[Items from an interface collection]
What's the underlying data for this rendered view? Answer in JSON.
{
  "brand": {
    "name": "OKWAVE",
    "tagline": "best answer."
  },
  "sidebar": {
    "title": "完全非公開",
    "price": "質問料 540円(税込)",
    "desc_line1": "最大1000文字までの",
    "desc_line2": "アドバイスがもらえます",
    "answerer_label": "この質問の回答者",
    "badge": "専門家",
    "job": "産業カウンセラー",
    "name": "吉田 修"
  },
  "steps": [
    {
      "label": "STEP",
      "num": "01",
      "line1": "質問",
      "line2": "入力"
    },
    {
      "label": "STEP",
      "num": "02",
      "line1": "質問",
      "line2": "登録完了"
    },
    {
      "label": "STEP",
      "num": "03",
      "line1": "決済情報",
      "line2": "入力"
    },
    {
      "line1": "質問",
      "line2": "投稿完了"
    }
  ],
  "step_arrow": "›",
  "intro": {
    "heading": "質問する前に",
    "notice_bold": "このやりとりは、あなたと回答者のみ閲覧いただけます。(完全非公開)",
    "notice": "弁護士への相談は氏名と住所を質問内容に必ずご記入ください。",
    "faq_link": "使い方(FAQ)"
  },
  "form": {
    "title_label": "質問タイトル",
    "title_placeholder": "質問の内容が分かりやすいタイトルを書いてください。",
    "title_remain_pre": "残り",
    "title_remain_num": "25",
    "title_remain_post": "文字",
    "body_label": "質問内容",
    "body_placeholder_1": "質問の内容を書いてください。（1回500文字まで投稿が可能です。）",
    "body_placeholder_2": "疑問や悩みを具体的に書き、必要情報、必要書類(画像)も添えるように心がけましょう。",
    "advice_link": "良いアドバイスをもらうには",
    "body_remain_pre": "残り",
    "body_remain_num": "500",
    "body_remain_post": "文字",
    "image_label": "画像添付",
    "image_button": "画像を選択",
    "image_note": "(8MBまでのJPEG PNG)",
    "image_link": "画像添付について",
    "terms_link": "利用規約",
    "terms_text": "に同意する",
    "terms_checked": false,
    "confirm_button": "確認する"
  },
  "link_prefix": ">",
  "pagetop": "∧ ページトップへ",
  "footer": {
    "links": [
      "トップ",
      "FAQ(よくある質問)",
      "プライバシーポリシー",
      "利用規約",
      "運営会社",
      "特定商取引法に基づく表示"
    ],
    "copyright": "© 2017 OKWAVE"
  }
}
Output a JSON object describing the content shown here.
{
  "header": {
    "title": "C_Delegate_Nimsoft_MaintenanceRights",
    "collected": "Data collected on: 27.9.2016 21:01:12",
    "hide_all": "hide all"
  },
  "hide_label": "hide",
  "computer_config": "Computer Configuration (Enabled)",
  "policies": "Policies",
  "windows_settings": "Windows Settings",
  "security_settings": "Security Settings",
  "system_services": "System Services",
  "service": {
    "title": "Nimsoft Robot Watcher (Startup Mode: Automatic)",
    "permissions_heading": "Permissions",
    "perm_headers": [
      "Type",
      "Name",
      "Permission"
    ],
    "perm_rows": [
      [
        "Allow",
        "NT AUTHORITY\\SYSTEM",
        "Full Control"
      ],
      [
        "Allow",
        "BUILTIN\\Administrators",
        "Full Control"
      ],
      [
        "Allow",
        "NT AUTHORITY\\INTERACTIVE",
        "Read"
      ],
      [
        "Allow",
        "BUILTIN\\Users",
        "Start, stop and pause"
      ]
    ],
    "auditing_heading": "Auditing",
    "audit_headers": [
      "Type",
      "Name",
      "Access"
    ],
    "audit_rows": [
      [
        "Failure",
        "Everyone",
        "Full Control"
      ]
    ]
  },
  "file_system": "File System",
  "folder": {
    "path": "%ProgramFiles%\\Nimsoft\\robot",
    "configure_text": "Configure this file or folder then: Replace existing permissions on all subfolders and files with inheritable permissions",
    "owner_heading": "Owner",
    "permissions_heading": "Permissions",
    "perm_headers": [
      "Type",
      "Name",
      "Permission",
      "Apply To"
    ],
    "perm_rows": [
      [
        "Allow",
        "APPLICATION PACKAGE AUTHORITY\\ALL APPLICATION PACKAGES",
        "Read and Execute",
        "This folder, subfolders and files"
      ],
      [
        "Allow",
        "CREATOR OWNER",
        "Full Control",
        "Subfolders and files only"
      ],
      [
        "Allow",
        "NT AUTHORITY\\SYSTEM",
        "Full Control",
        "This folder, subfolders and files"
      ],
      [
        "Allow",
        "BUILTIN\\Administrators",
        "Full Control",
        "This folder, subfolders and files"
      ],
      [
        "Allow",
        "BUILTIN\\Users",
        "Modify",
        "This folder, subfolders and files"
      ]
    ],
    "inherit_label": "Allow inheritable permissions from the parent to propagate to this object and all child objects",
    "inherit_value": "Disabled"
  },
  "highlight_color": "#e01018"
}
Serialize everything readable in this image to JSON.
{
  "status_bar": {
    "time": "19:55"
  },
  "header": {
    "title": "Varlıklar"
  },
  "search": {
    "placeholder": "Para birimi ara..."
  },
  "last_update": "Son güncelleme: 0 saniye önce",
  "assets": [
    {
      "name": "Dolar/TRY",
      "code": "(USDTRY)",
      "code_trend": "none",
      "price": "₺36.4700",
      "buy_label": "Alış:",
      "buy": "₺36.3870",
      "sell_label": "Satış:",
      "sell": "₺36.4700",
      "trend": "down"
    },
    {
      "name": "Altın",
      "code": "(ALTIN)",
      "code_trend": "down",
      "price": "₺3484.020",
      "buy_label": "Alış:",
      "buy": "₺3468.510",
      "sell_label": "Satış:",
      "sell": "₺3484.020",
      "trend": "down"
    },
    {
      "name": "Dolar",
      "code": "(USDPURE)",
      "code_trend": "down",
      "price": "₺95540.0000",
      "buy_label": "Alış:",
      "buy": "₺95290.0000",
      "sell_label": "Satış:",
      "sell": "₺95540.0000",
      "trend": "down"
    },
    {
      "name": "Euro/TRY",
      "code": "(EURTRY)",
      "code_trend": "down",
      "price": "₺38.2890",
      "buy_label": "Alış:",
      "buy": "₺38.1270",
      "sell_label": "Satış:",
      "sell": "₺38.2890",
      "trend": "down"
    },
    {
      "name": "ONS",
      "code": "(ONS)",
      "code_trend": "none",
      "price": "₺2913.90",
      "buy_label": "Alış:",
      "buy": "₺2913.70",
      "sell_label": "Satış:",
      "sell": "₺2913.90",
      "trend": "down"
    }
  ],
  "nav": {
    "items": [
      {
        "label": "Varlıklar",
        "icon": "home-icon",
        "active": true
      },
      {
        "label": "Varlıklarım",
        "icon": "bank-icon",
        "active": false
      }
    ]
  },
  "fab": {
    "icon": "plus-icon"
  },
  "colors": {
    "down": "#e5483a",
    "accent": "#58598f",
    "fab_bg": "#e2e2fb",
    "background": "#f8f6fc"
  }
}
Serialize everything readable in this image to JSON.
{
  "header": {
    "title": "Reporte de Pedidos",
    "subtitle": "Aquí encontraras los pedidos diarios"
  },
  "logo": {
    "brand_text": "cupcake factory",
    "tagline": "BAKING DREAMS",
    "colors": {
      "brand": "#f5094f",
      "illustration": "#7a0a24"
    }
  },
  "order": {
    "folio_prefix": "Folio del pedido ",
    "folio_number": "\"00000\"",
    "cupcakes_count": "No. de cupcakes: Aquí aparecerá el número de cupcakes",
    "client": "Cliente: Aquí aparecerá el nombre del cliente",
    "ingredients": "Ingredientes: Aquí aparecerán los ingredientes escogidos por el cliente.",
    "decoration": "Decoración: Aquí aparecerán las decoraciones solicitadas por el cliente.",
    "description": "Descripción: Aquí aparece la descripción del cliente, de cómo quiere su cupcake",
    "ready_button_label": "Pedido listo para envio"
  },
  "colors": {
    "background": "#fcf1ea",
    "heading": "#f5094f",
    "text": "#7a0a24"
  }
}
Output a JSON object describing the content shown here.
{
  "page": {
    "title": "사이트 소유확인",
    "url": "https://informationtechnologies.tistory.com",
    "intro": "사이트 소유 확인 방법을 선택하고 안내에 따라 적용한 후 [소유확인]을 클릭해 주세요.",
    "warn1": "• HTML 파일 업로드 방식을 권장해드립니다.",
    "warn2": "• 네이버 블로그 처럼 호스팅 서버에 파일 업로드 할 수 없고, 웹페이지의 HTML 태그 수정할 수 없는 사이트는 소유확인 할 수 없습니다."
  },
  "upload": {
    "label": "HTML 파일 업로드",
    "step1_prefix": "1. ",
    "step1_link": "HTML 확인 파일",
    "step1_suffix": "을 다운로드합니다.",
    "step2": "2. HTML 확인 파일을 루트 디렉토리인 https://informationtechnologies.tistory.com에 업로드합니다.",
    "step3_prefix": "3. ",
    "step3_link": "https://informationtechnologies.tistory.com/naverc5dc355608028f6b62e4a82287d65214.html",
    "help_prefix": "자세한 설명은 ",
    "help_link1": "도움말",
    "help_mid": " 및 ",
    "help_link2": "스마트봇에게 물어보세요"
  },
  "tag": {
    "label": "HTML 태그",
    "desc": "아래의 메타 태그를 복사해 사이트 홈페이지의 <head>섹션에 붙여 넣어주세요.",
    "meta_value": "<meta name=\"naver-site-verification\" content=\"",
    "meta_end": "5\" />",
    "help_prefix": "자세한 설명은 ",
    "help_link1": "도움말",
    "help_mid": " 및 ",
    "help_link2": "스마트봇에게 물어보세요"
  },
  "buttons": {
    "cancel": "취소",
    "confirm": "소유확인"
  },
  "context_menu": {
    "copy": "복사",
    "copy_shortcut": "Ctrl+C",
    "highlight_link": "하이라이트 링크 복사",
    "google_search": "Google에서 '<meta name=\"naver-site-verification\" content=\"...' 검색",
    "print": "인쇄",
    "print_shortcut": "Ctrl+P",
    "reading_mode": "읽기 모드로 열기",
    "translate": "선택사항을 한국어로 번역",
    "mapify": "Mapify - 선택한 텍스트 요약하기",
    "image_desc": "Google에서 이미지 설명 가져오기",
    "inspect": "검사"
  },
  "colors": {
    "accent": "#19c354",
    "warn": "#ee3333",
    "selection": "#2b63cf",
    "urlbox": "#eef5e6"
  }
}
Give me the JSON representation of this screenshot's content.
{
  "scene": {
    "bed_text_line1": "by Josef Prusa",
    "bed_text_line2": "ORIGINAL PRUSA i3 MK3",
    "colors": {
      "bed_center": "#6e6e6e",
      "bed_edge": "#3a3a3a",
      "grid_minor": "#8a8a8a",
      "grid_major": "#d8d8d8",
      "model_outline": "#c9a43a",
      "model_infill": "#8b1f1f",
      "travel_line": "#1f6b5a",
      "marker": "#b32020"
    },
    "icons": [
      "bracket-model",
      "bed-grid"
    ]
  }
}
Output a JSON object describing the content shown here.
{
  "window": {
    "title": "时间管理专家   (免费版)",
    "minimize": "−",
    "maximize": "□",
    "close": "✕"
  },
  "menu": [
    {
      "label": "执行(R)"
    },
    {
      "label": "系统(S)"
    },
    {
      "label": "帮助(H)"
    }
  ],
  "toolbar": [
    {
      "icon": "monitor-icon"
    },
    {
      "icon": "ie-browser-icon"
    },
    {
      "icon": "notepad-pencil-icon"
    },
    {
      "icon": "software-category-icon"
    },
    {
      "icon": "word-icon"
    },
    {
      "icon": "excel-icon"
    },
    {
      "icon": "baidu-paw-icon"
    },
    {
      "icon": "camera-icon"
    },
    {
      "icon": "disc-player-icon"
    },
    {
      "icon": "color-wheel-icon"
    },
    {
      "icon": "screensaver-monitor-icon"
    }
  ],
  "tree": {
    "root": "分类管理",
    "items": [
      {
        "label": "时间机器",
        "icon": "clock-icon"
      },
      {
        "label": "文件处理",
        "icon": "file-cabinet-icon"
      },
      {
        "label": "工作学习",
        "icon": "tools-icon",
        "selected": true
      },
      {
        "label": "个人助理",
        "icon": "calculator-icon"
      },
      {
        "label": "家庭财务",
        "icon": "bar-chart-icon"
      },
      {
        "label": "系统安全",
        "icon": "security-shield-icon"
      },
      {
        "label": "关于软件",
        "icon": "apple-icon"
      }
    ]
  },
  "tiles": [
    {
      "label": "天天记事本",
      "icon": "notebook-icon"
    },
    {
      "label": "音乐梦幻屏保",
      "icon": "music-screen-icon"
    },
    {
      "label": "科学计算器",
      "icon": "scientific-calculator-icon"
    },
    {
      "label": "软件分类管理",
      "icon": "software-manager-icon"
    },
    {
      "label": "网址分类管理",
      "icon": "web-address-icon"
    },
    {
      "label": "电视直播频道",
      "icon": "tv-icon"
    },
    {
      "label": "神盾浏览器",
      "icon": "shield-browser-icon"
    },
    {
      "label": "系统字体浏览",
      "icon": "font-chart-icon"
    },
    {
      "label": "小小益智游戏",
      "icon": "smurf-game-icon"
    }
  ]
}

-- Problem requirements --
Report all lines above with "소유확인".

-- Worked solution --
    "title": "사이트 소유확인",
    "intro": "사이트 소유 확인 방법을 선택하고 안내에 따라 적용한 후 [소유확인]을 클릭해 주세요.",
    "warn2": "• 네이버 블로그 처럼 호스팅 서버에 파일 업로드 할 수 없고, 웹페이지의 HTML 태그 수정할 수 없는 사이트는 소유확인 할 수 없습니다."
    "confirm": "소유확인"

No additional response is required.